Recently PA DEP announced that between 2017 and 2021, DEP issued 3123 Notices of Violation for abandoned conventional oil and gas wells. That sounds bad. And, indeed, groups like PA Environmental Digest published articles saying that conventional oil and gas operators are abandoning conventional oil and gas wells at the rate of over 500 wells per year.
In April 2023 the PA House ERE Committee held a hearing to take testimony about abandoned conventional wells. Once again, supposedly knowledgeable people testified to our legislators that the DEP numbers show that conventional operators are abandoning oil and gas wells at alarming rates. s3.us-east-2.amazonaws.com/pagopvideo/995447930.mp4

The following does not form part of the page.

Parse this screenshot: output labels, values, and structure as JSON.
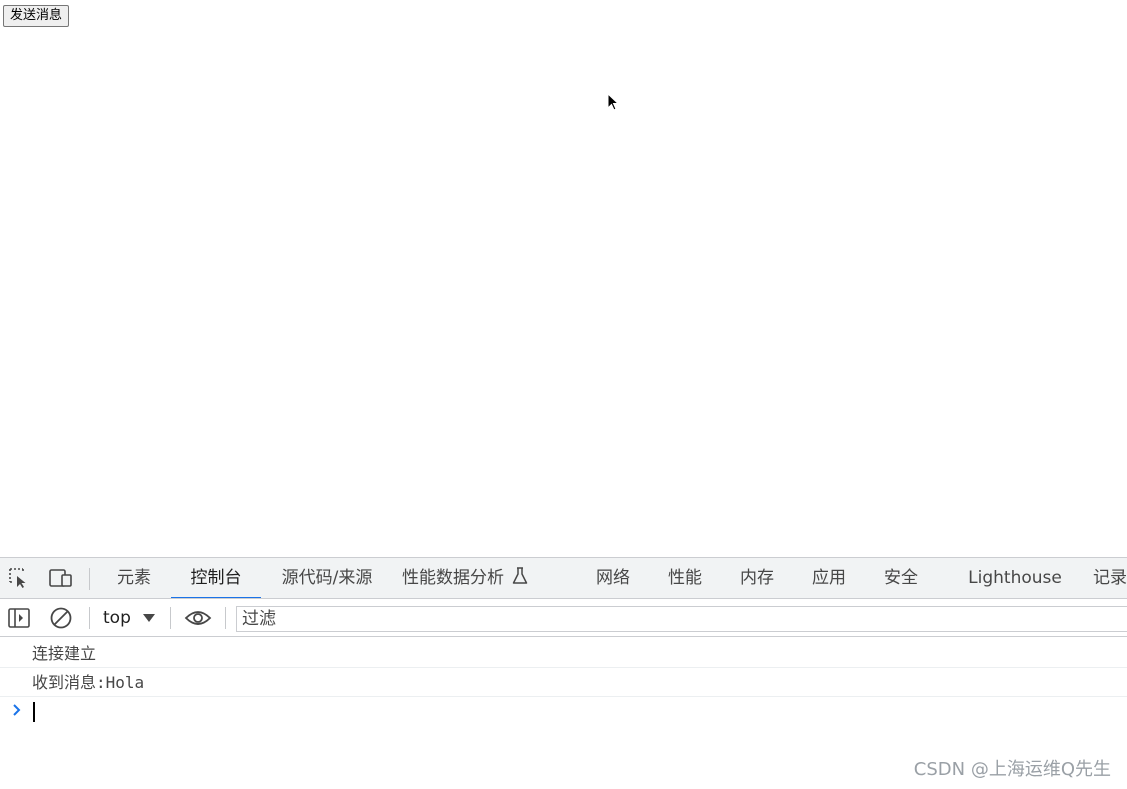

Trouble is: DEP doesn’t actually track the number of wells that conventional operators abandon each year. In fact, during the time period 2017 to 2021 the number of wells abandoned might have been zero. The DEP doesn’t know.
At the May 2023 PA Grade Crude Development Advisory Council meeting, DEP was asked to address gaps in its database. The DEP admitted that its database “is not granular enough to tell us when the 3123 wells were abandoned.” Indeed, the DEP admitted the wells may have been abandoned decades ago.
The number of conventional wells on DEP’s Abandoned List is going through the roof because DEP is applying for Federal money for well plugging. The more wells on the list, the more money. Below is a chart that tracks how DEP is “growing” the number of wells on the DEP abandoned list. Between January 2022 and May 2023 the number of wells on the DEP Abandoned List leapt from 2,656 to 20,577!!!!!!!!
DEP will be the first to admit that 18,000 conventional wells were not abandoned in the 17 months between January 2022 and May 2023. Instead, DEP is catching up with its record keeping. And 94% of the wells on DEP’s Abandoned List were drilled prior to 1984—meaning the wells were never subject to bonding.
People who live in glass houses shouldn’t throw stones. DEP has to explain its sudden “finding” of abandoned conventional wells. The current DEP data does not justify HB 962 or any other legislation meant to “rein in” an alleged abandoned well problem. Responsible conventional oil and gas operators are being smeared by sloppy data that doesn’t add up. DEP needs to pause and explain how it has suddenly discovered 18,000 abandoned conventional wells.